A note if you'd like to use a tumbler press at this point – the time and temperature settings will differ, you'll use tape and no silicone bands, and you'll turn the tumbler once or even twice during the pressing. We're working on adding a tutorial to the site.
In the oven, you can complete more than one tumbler at a time, so if you have several that are already wrapped, you can do them in batches, and save yourself some time. may want to turn once, halfway through, or use a stand-up oven.
Preheat your oven – I've placed an oven thermometer inside, to get a better idea of the accurate temperature. I tend to set my oven's dial to 360 or 365 degrees, to keep an actual temperature range of between 365-380 degrees. The temperature will fluctuate, if the oven kicks on and off, or if I open the oven door to turn a tumbler.
I've found that as long as my thermometer is reading above 350 degrees, I will still get good results. Higher is better, and if the temperature sits too closely to 350 for a while, I will add a bit of baking time.
Your countertop convection toaster oven or air fryer will most likely have a rack – you can lay your tumbler on this and rotate it a half-turn, about halfway through the baking time.
If your oven is tall enough, you can also remove the rack, and stand your tumbler up, between the heat elements. Many people still turn the tumbler halfway through, for consistent baking on all sides, but you might not find it necessary, depending on your results.
I will bake a sublimation tumbler for five to six minutes. Five minutes if the temperature is reading closer to 375 degrees, and I can see the design showing through the paper. Six minutes, if I feel the temperature wasn't consistently high, or if I've just gotten distracted. (There's also the distinct smell of the ink processing, which lets me know that I forgot to open a window!) Over time, you'll recognize when a tumbler is done baking.
You'll use similar settings for other sublimation tumblers, including stainless steel and “glass can” sublimation tumblers. And if you notice something not working for you, change the process to suit what works best on your tumblers.
The Finished Product
Have a spot ready for your sublimation tumblers to cool a bit before you begin removing the tape and paper. While the tumbler is still hot enough to accept the sublimation ink, you don't want to move the paper around. This helps avoid blurring or smudging of the design while the ink is still processing.

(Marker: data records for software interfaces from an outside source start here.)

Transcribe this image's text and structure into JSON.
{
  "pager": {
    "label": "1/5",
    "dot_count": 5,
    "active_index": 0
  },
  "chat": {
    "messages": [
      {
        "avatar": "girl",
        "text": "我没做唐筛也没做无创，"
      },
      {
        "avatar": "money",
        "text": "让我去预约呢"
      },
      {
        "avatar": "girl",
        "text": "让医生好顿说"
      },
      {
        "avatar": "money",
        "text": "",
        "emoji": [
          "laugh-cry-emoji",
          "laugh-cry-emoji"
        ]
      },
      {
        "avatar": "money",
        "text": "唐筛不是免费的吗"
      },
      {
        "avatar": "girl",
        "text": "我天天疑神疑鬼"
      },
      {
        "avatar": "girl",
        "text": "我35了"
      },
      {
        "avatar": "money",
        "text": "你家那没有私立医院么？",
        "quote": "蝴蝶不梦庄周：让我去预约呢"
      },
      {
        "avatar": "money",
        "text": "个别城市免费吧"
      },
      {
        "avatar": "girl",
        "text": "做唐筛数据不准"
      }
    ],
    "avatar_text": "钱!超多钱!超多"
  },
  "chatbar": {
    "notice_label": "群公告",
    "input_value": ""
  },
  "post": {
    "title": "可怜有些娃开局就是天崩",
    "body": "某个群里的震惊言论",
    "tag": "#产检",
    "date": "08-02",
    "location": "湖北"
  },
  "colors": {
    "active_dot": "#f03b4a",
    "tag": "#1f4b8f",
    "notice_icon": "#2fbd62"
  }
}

You can let the tumblers sit until they cool completely, or until you are able to pick them up without a heat glove. At that point, they'll be too cool for any more dye to be absorbed.
Pull off any tape or bands, unwrap your paper, and voila! You have your newest creation!